ISO is a non-governmental organisation that forms a bridge between the public and private sectors. On one hand, many of its member institutes are part of the governmental structure of their countries or are mandated by their government. On the other hand, other members have their roots uniquely in the private sector, having been set up by national partnerships of industry associations.
Therefore, ISO enables a consensus to be reached on solutions that meet both the requirements of business and the broader needs of society. For more information on ISO see www.iso.org .
How HP displays page yield data
HP publishes declared ISO page yield numbers for each LaserJet cartridge (where ISO is applicable) www.hp.com/go/pageyield.
What is Individual yield versus a composite Yield for color cartridges?
An individual yield for a given color cartridge is the individual calculated page yield of a given color cartridge as demonstrated by testing using the ISO methodology, based on a minimum of 9 cartridges tested to end of life.
A composite yield, simply stated, is a weighted average of the individual yields (as demonstrated by testing using the ISO methodology) of the cyan, yellow and magenta cartridges.
For example, if the ISO test methodology indicates that the individual yields of a given set of cartridges are 480 for cyan, 500 for magenta, and 520 for yellow, the composite yield would be 499. The Composite yield number helps simplify yield reporting.
HP publishes a 3-color composite page yield for LaserJet printer cartridges. The composite yield is based upon the ISO 19758 reporting methodology for color printers, which provides for a single average reporting yield for Cyan, Magenta and Yellow ink cartridges. Black is reported separately as an individual yield.
Example of composite CMY yields
Although yields are calculated for individual cartridges, the yield test itself is conducted with all of the cartridges installed in the printer. LaserJet Printers are complex systems that may use more than one color cartridge when printing text and graphics. See for more detail.

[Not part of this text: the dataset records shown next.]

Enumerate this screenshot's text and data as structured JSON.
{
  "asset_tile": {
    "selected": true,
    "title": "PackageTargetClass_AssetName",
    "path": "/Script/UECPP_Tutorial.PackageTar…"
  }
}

Keep in mind that page yield is just one component of cost, and that factors such as quality, reliability, productivity and efficiency affect cost as well. Products that work reliably will ultimately save you time and money. When you choose a LaserJet printer, make sure you consider your individual printing needs.